(Anti)Social Media in Schools?
I would like to think that I am a relatively ethical individual. I think about ethics; and there are certain sectors in our society about whom I am happy to articulate my views regarding their ethical redundancy (property speculators, neo-liberalists, many politicians; the list goes on!) But what about teachers?
As noted by Hall, even in the nearly 15 years I have been teaching I have perceived a blurring of the socialization roles of families and schools. Schools, and ultimately classroom teachers, are increasing been held responsible for addressing societies ills, be they physical health, relationship based, mental health, road safety et al. With these responsibility come inevitable ethical considerations.
The Social Media in School's Dilemma
There is one area with the profession where there is clearly blurred ethical expectations; Social Media. The explosion of social media over the last decade has led to its integration and normalisation within schools, and this is where the ethical issues begin.
Local press seems to love nothing more than a teacher being censured for 'inappropriate dealing with students. Any search quickly throws up numerous examples. So, the ultimate question becomes, what Social Media interaction with students is ok? My sons class have a blog, another class uses Twitter, the school football team I coach has a Facebook page, the school has an Instagram account; in fact my College has a dedicated Social Hub that draws together its web presence!
How should a teacher behave on Social Media? Should they interact with students? If so; in what situations?
I think almost all teachers are aware of the, hopefully, common sense advice given in many schools, the most common of which appears to be a simple 'Don't be a friend with students on Social Media'. What about a Facebook Group for a sports team, school trip etc. What about past students? What if the students are our relatives?
Let Common Sense Rule
Without wanting to sound too pious about it, I think I am pretty careful with my Social Media use in general, but particularly in regard to student interactions. I have a separate Facebook profile that does not contain my image, that I use in the group page for the sports teams I am involved with. It is a useful medium to disseminate information to players, particularly at short notice (cancellations, ground granges etc).
Unfortunately I feel that all staff are as careful as they could be. I have, recently, attempted to garner support and momentum from leadership to develop a staff social media policy, but that remains an ongoing project, at this point. Getting agreement has proved more problematic than I was perhaps hoping, and
The Ministry Resources do give some guidelines, but I feel that ultimately the individual teacher needs to be challenged and informed to a point where ultimately, a professional employee conducts themselves professionally.
Hall, A. (2001) What ought I to do, all things considered?
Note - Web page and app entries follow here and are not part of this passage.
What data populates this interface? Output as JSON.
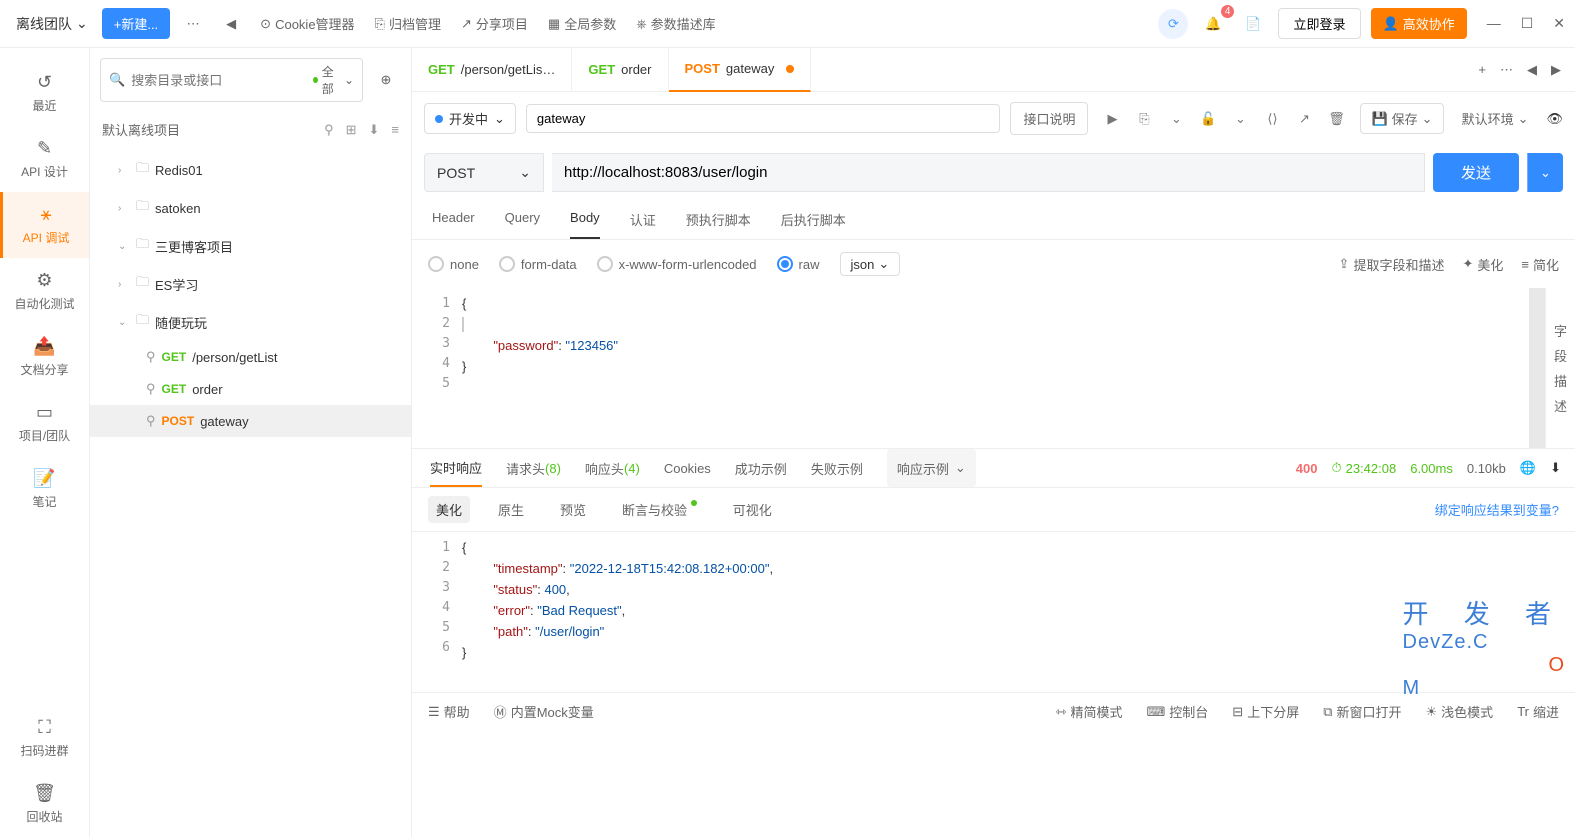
{
  "topbar": {
    "team": "离线团队",
    "new_btn": "+新建...",
    "links": {
      "cookie": "Cookie管理器",
      "archive": "归档管理",
      "share": "分享项目",
      "global": "全局参数",
      "param_lib": "参数描述库"
    },
    "notif_count": "4",
    "login": "立即登录",
    "collab": "高效协作"
  },
  "leftnav": {
    "recent": "最近",
    "api_design": "API 设计",
    "api_debug": "API 调试",
    "auto_test": "自动化测试",
    "doc_share": "文档分享",
    "proj_team": "项目/团队",
    "notes": "笔记",
    "scan": "扫码进群",
    "recycle": "回收站"
  },
  "sidebar": {
    "search_ph": "搜索目录或接口",
    "filter": "全部",
    "project": "默认离线项目",
    "folders": [
      "Redis01",
      "satoken",
      "三更博客项目",
      "ES学习",
      "随便玩玩"
    ],
    "apis": [
      {
        "method": "GET",
        "name": "/person/getList"
      },
      {
        "method": "GET",
        "name": "order"
      },
      {
        "method": "POST",
        "name": "gateway"
      }
    ]
  },
  "tabs": [
    {
      "method": "GET",
      "name": "/person/getLis…"
    },
    {
      "method": "GET",
      "name": "order"
    },
    {
      "method": "POST",
      "name": "gateway",
      "active": true,
      "dirty": true
    }
  ],
  "request": {
    "status": "开发中",
    "name": "gateway",
    "desc_btn": "接口说明",
    "save": "保存",
    "env": "默认环境",
    "method": "POST",
    "url": "http://localhost:8083/user/login",
    "send": "发送",
    "tabs": [
      "Header",
      "Query",
      "Body",
      "认证",
      "预执行脚本",
      "后执行脚本"
    ],
    "body_types": [
      "none",
      "form-data",
      "x-www-form-urlencoded",
      "raw"
    ],
    "raw_type": "json",
    "actions": {
      "extract": "提取字段和描述",
      "beautify": "美化",
      "simplify": "简化"
    },
    "side_label": "字段描述",
    "code_key": "\"password\"",
    "code_val": "\"123456\""
  },
  "response": {
    "tabs": {
      "realtime": "实时响应",
      "req_headers": "请求头",
      "req_headers_n": "(8)",
      "resp_headers": "响应头",
      "resp_headers_n": "(4)",
      "cookies": "Cookies",
      "success": "成功示例",
      "fail": "失败示例",
      "sample": "响应示例"
    },
    "stats": {
      "code": "400",
      "time": "23:42:08",
      "dur": "6.00ms",
      "size": "0.10kb"
    },
    "tools": {
      "beautify": "美化",
      "raw": "原生",
      "preview": "预览",
      "assert": "断言与校验",
      "visual": "可视化"
    },
    "bind": "绑定响应结果到变量?",
    "body": {
      "timestamp_k": "\"timestamp\"",
      "timestamp_v": "\"2022-12-18T15:42:08.182+00:00\"",
      "status_k": "\"status\"",
      "status_v": "400",
      "error_k": "\"error\"",
      "error_v": "\"Bad Request\"",
      "path_k": "\"path\"",
      "path_v": "\"/user/login\""
    }
  },
  "footer": {
    "help": "帮助",
    "mock": "内置Mock变量",
    "compact": "精简模式",
    "console": "控制台",
    "split": "上下分屏",
    "newwin": "新窗口打开",
    "theme": "浅色模式",
    "indent": "缩进"
  },
  "watermark": {
    "cn": "开 发 者",
    "en_pre": "DevZe.C",
    "en_o": "O",
    "en_m": "M"
  }
}
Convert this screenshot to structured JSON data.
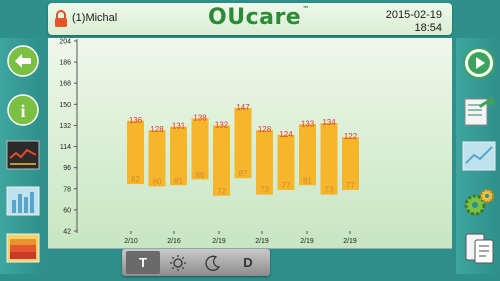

An approach to the exploration of ethical problems by teachers. Paper presented at the IIPE Conference, Brisbane. Retrieved from http://www.educationalleaders.govt.nz/Culture/Developing-leaders/What-Ought-I-to-Do-All-Things-Considered-An-Approach-to-the-Exploration-of-Ethical-Problems-by-Teachers